Don’t let the awkward English phrasing on this title’s home page mislead you: it is full of solid scholarship in the field of educational research. [LaGuardia notes in October 2013; since this review first appeared the journal editor e-mailed me to say the journal has made “changes in English editing to solve [the] clumsy phrasing that you detected.” We appreciate their responsiveness to our review.]
So while the site says it “publishes research outcomes with significant contributions to the understanding and improvement of the educational processes” and “This scientific Journal … pretends to be an international space for discussion and critique through the presentation of theoretical and empirical evidences that could favour educational equity and the advancement of our societies” you should ignore the clumsy online translation and just go immediately to the Current or Archives links to find such interesting and informative articles as, “Educational Policy Research: Progress, Puzzles, and Challenges,” “The Expansion of Higher Education in Brazil: Credentials & Merit,” “The Effects of a Web-Based Vocabulary Development Tool on Student Reading Comprehension of Science Texts,” and “Family Education Improves Student's Academic Performance: Contributions from European Research.”
The site acknowledges “the need to get a response to the excessive compartmentalization of scientific knowledge that traditionally has existed in educational research arena in Spain and Latin America” and the editorial team reflects that focus: 18 of the 27 team members are from Spain and Latin America.

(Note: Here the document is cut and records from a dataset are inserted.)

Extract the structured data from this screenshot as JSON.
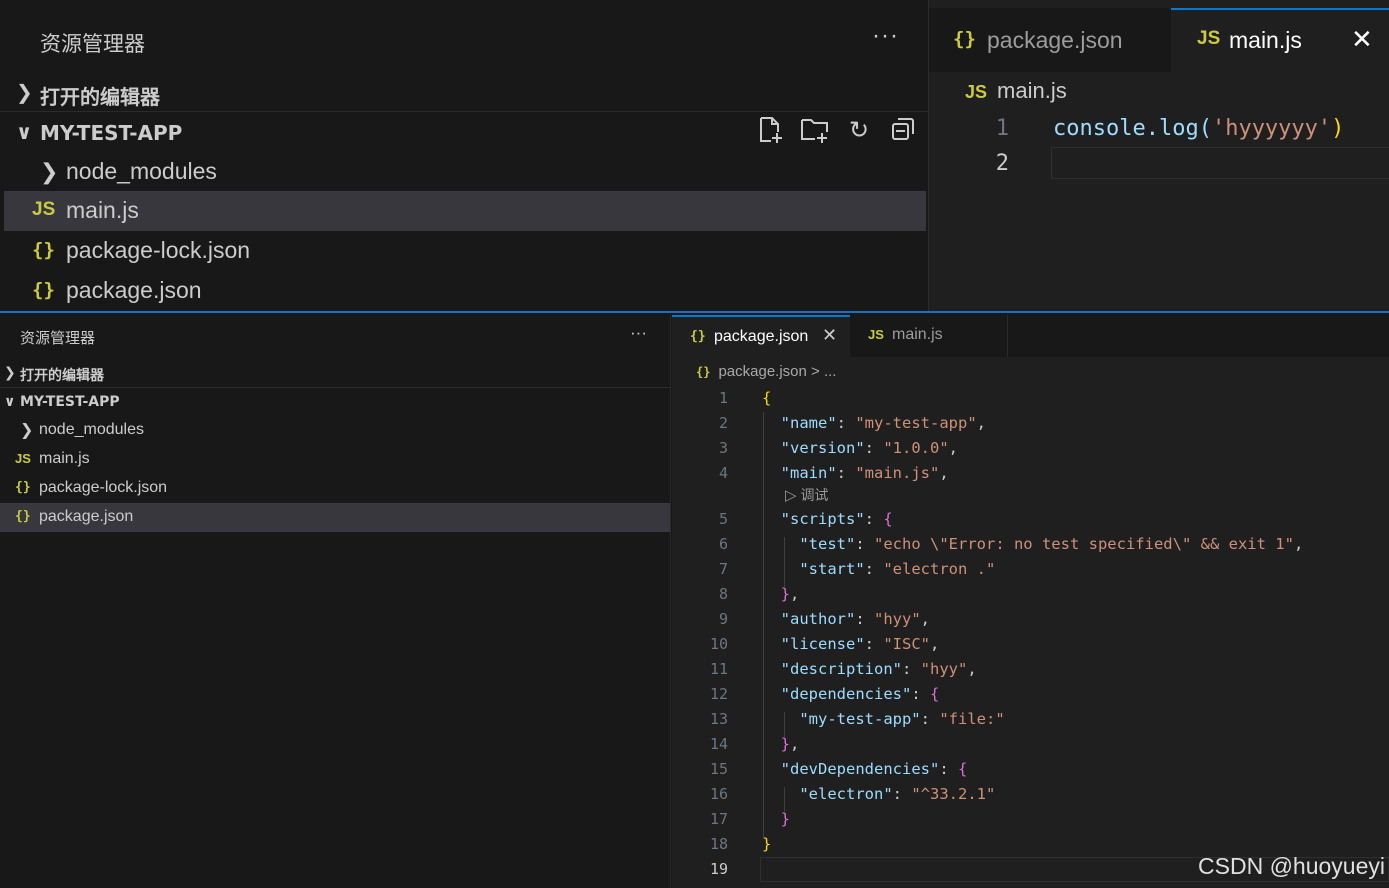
{
  "top": {
    "explorer": {
      "title": "资源管理器",
      "more": "···",
      "open_editors": "打开的编辑器",
      "project": "MY-TEST-APP",
      "items": [
        {
          "label": "node_modules",
          "icon": "chevron-right-icon"
        },
        {
          "label": "main.js",
          "icon": "JS"
        },
        {
          "label": "package-lock.json",
          "icon": "{}"
        },
        {
          "label": "package.json",
          "icon": "{}"
        }
      ]
    },
    "tabs": [
      {
        "label": "package.json",
        "icon": "{}"
      },
      {
        "label": "main.js",
        "icon": "JS"
      }
    ],
    "close": "✕",
    "breadcrumb": "main.js",
    "breadcrumb_icon": "JS",
    "code_lines": [
      {
        "num": "1",
        "code_fn": "console.log(",
        "code_str": "'hyyyyyy'",
        "code_end": ")"
      },
      {
        "num": "2"
      }
    ]
  },
  "bottom": {
    "explorer": {
      "title": "资源管理器",
      "more": "···",
      "open_editors": "打开的编辑器",
      "project": "MY-TEST-APP",
      "items": [
        {
          "label": "node_modules",
          "icon": "chevron-right-icon"
        },
        {
          "label": "main.js",
          "icon": "JS"
        },
        {
          "label": "package-lock.json",
          "icon": "{}"
        },
        {
          "label": "package.json",
          "icon": "{}"
        }
      ]
    },
    "tabs": [
      {
        "label": "package.json",
        "icon": "{}"
      },
      {
        "label": "main.js",
        "icon": "JS"
      }
    ],
    "close": "✕",
    "breadcrumb": "package.json",
    "breadcrumb_sep": ">",
    "breadcrumb_more": "...",
    "breadcrumb_icon": "{}",
    "codelens": "调试",
    "lines": {
      "l1": "1",
      "l2": "2",
      "l3": "3",
      "l4": "4",
      "l5": "5",
      "l6": "6",
      "l7": "7",
      "l8": "8",
      "l9": "9",
      "l10": "10",
      "l11": "11",
      "l12": "12",
      "l13": "13",
      "l14": "14",
      "l15": "15",
      "l16": "16",
      "l17": "17",
      "l18": "18",
      "l19": "19"
    },
    "json": {
      "name_key": "\"name\"",
      "name_val": "\"my-test-app\"",
      "version_key": "\"version\"",
      "version_val": "\"1.0.0\"",
      "main_key": "\"main\"",
      "main_val": "\"main.js\"",
      "scripts_key": "\"scripts\"",
      "test_key": "\"test\"",
      "test_val": "\"echo \\\"Error: no test specified\\\" && exit 1\"",
      "start_key": "\"start\"",
      "start_val": "\"electron .\"",
      "author_key": "\"author\"",
      "author_val": "\"hyy\"",
      "license_key": "\"license\"",
      "license_val": "\"ISC\"",
      "description_key": "\"description\"",
      "description_val": "\"hyy\"",
      "dependencies_key": "\"dependencies\"",
      "mta_key": "\"my-test-app\"",
      "mta_val": "\"file:\"",
      "devdeps_key": "\"devDependencies\"",
      "electron_key": "\"electron\"",
      "electron_val": "\"^33.2.1\""
    }
  },
  "watermark": "CSDN @huoyueyi"
}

But the scope of the journal is broader than that: consider these articles: “Social Inclusion & Exclusion in a Changing Higher Education Environment,” “Overburdened and Underfunded: California Public Schools Amidst the Great Recession,” “Family-School Connections, Early Learning, and Socioeconomic Inequality in the U.S.,” “Overcoming Gender Stereotypes & Improving Learning through the Participation of the "Other Women" in Schools,” and “Mentor-Novice Relationships and Learning to Teach in Teacher Induction: A Critical Review of Research.”
REMIE (this acronym comes from the Spanish title) is indexed in EBSCO’s Education Source. Article and review PDFs are downloadable individually or you can download the entire issue at one fell swoop (not recommended, given the time it takes). The site includes a nifty Worldwide Contributions interactive map with clickable pins associating authors with their locations and providing details about the articles and links to the article PDF.
Any educational researcher or practitioner will want to take a look at this title.